Dozier, Mary et al. “Developing Evidence-Based Interventions for Foster Children: An Example of a Randomized Clinical Trial with Infants and Toddlers.” Journal of Social Issues, vol. 62, no. 4, Dec. 2006, pp. 767-785. http://web.a.ebscohost.com/ehost/detail/detail?vid=0&sid=d034471c-a3e9-4ef6-a774-cebb90325e81%40sessionmgr4008&bdata=JnNpdGU9ZWhvc3QtbGl2ZQ%3d%3d#db=a9h&AN=22853072 This article talks about the risk for problematic children who are put in the foster care system. Scholarly. I will use this source to show reasons why children may develop behavioral problems.
Flowers, Tanisha Personal Interview October 3, 2018
Lindo, Moses Personal Interview October 6, 2018
Taussig et al. “Children Who Return Home From Foster Care: A 6-Year Prospective Study of Behavioral Health Outcomes in Adolescence” July 2001, VOLUME 108 / ISSUE 1 ELECTRONIC ARTICLE pp 1-9 http://pediatrics.aappublications.org/content/108/1/e10.full In this article they speak about the behavioral levels in children who have returned back to their birth parents opposed to those still in the foster care system. Scholarly source. I will be using this source to bring awareness to the behavioral change in the foster care home and out of the foster care home.
Taylor, Chris. “A Practical Guide to Caring for Children and Teenagers with Attachment Difficulties” London: Jessica Kingsley Publishers. 2010 pp 54-111 http://web.a.ebscohost.com/ehost/detail/detail?vid=16&sid=9916ea12-08ed-45c4-a7fc-b5861314df32%40sdc-v-sessmgr05&bdata=JnNpdGU9ZWhvc3QtbGl2ZQ%3d%3d#db=e000xna&AN=339488 This article states the different types of trauma a child may face while in foster care or before entering foster care. It shows different ways to communicate to help break those barriers. Scholarly source. I will use this source to help identify different ways to cope with trauma in children.

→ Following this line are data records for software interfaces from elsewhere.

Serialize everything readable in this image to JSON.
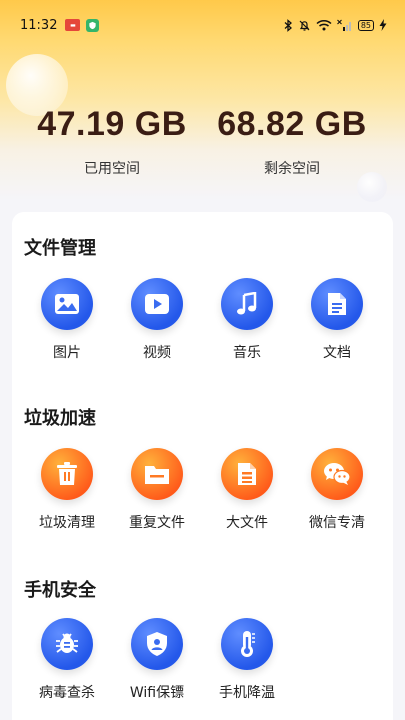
{
  "status_bar": {
    "time": "11:32",
    "battery": "85"
  },
  "storage": {
    "used": {
      "value": "47.19 GB",
      "label": "已用空间"
    },
    "free": {
      "value": "68.82 GB",
      "label": "剩余空间"
    }
  },
  "sections": {
    "files": {
      "title": "文件管理",
      "items": [
        {
          "label": "图片",
          "icon": "image-icon"
        },
        {
          "label": "视频",
          "icon": "video-icon"
        },
        {
          "label": "音乐",
          "icon": "music-icon"
        },
        {
          "label": "文档",
          "icon": "document-icon"
        }
      ]
    },
    "junk": {
      "title": "垃圾加速",
      "items": [
        {
          "label": "垃圾清理",
          "icon": "trash-icon"
        },
        {
          "label": "重复文件",
          "icon": "folder-icon"
        },
        {
          "label": "大文件",
          "icon": "large-file-icon"
        },
        {
          "label": "微信专清",
          "icon": "wechat-icon"
        }
      ]
    },
    "security": {
      "title": "手机安全",
      "items": [
        {
          "label": "病毒查杀",
          "icon": "virus-icon"
        },
        {
          "label": "Wifi保镖",
          "icon": "shield-user-icon"
        },
        {
          "label": "手机降温",
          "icon": "thermometer-icon"
        }
      ]
    }
  },
  "colors": {
    "blue": "#2458ea",
    "orange": "#ff5a1a",
    "header_yellow": "#ffc94a",
    "value_text": "#3a1d14"
  }
}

Thomas, Mike. Philpot, Terry. “Fostering a Child’s Recovery: Family Placement for Traumatized Children.” London: Jessica Kingsley Publishers. 2009, pp. 25-56 http://web.a.ebscohost.com/ehost/detail/detail?vid=6&sid=9916ea12-08ed-45c4-a7fc-b5861314df32%40sdc-v-sessmgr05&bdata=JnNpdGU9ZWhvc3QtbGl2ZQ%3d%3d#db=e000xna&AN=278616 This article goes into detail about children and their history to let us know what may be factors to cause trauma. Also, it will show us the loss that affects children. Scholarly source. I will be using this source to show more about the children background to help determine behavioral problems.